*YOUR INSTRUCTIONS*:
How many lines in the records below hold the string "Fuentes"? Answer with the number alone.

*PROVIDED INFORMATION*:
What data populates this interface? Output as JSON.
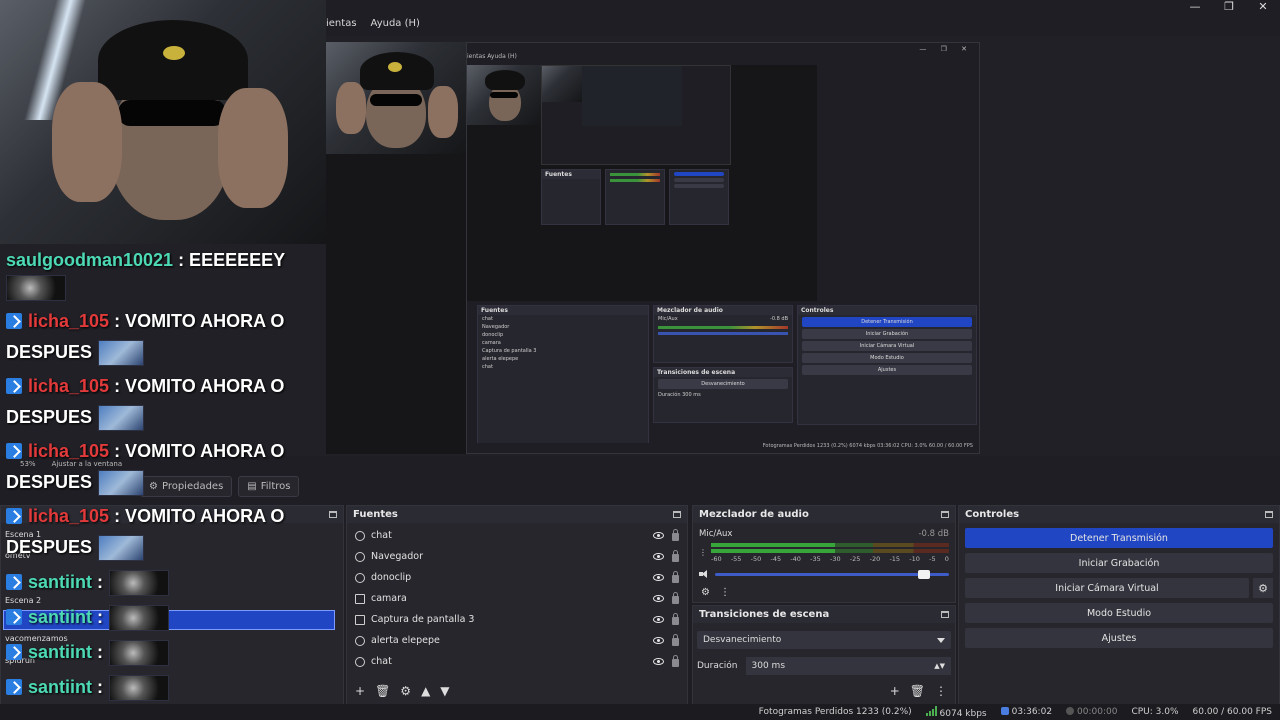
{
  "window": {
    "minimize": "—",
    "maximize": "❐",
    "close": "✕"
  },
  "menu": {
    "items": [
      "ientas",
      "Ayuda (H)"
    ]
  },
  "preview": {
    "zoom": "53%",
    "fit": "Ajustar a la ventana"
  },
  "nested_obs": {
    "menu": "ientas   Ayuda (H)",
    "sources_header": "Fuentes",
    "mixer_header": "Mezclador de audio",
    "controls_header": "Controles",
    "transitions_header": "Transiciones de escena",
    "sources": [
      "chat",
      "Navegador",
      "donoclip",
      "camara",
      "Captura de pantalla 3",
      "alerta elepepe",
      "chat"
    ],
    "mixer_channel": "Mic/Aux",
    "mixer_db": "-0.8 dB",
    "transition": "Desvanecimiento",
    "duration_label": "Duración",
    "duration_value": "300 ms",
    "controls": [
      "Detener Transmisión",
      "Iniciar Grabación",
      "Iniciar Cámara Virtual",
      "Modo Estudio",
      "Ajustes"
    ],
    "status": "Fotogramas Perdidos 1233 (0.2%)   6074 kbps   03:36:02   CPU: 3.0%   60.00 / 60.00 FPS",
    "tabs": [
      "Propiedades",
      "Filtros"
    ]
  },
  "chat": [
    {
      "user": "saulgoodman10021",
      "color": "green",
      "msg": " : EEEEEEEY",
      "badge": false,
      "emote": "dark"
    },
    {
      "user": "licha_105",
      "color": "red",
      "msg": " : VOMITO AHORA O",
      "badge": true,
      "emote": ""
    },
    {
      "user": "",
      "color": "red",
      "msg": "DESPUES",
      "badge": false,
      "emote": "blue"
    },
    {
      "user": "licha_105",
      "color": "red",
      "msg": " : VOMITO AHORA O",
      "badge": true,
      "emote": ""
    },
    {
      "user": "",
      "color": "red",
      "msg": "DESPUES",
      "badge": false,
      "emote": "blue"
    },
    {
      "user": "licha_105",
      "color": "red",
      "msg": " : VOMITO AHORA O",
      "badge": true,
      "emote": ""
    },
    {
      "user": "",
      "color": "red",
      "msg": "DESPUES",
      "badge": false,
      "emote": "blue"
    },
    {
      "user": "licha_105",
      "color": "red",
      "msg": " : VOMITO AHORA O",
      "badge": true,
      "emote": ""
    },
    {
      "user": "",
      "color": "red",
      "msg": "DESPUES",
      "badge": false,
      "emote": "blue"
    },
    {
      "user": "santiint",
      "color": "green",
      "msg": " :",
      "badge": true,
      "emote": "dark"
    },
    {
      "user": "santiint",
      "color": "green",
      "msg": " :",
      "badge": true,
      "emote": "dark"
    },
    {
      "user": "santiint",
      "color": "green",
      "msg": " :",
      "badge": true,
      "emote": "dark"
    },
    {
      "user": "santiint",
      "color": "green",
      "msg": " :",
      "badge": true,
      "emote": "dark"
    }
  ],
  "toolbar": {
    "properties": "Propiedades",
    "filters": "Filtros"
  },
  "scenes": {
    "items": [
      "Escena 1",
      "ometv",
      "Escena 2",
      "vacomenzamos",
      "spidrun"
    ]
  },
  "sources": {
    "title": "Fuentes",
    "items": [
      {
        "label": "chat",
        "icon": "globe-icon"
      },
      {
        "label": "Navegador",
        "icon": "globe-icon"
      },
      {
        "label": "donoclip",
        "icon": "globe-icon"
      },
      {
        "label": "camara",
        "icon": "camera-icon"
      },
      {
        "label": "Captura de pantalla 3",
        "icon": "monitor-icon"
      },
      {
        "label": "alerta elepepe",
        "icon": "globe-icon"
      },
      {
        "label": "chat",
        "icon": "globe-icon"
      }
    ],
    "footer": [
      "+",
      "🗑",
      "⚙",
      "▲",
      "▼"
    ]
  },
  "mixer": {
    "title": "Mezclador de audio",
    "channel": "Mic/Aux",
    "db": "-0.8 dB",
    "scale": [
      "-60",
      "-55",
      "-50",
      "-45",
      "-40",
      "-35",
      "-30",
      "-25",
      "-20",
      "-15",
      "-10",
      "-5",
      "0"
    ],
    "volume_level": 0.92
  },
  "transitions": {
    "title": "Transiciones de escena",
    "selected": "Desvanecimiento",
    "duration_label": "Duración",
    "duration_value": "300 ms"
  },
  "controls": {
    "title": "Controles",
    "stop_stream": "Detener Transmisión",
    "start_recording": "Iniciar Grabación",
    "start_virtual_cam": "Iniciar Cámara Virtual",
    "studio_mode": "Modo Estudio",
    "settings": "Ajustes"
  },
  "status": {
    "dropped_frames": "Fotogramas Perdidos 1233 (0.2%)",
    "bitrate": "6074 kbps",
    "live_time": "03:36:02",
    "rec_time": "00:00:00",
    "cpu": "CPU: 3.0%",
    "fps": "60.00 / 60.00 FPS"
  },
  "colors": {
    "accent": "#2146c4",
    "username_green": "#4cd9b4",
    "username_red": "#e23a3a",
    "panel_bg": "#26262c"
  }
}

*ANSWER SPACE*:
2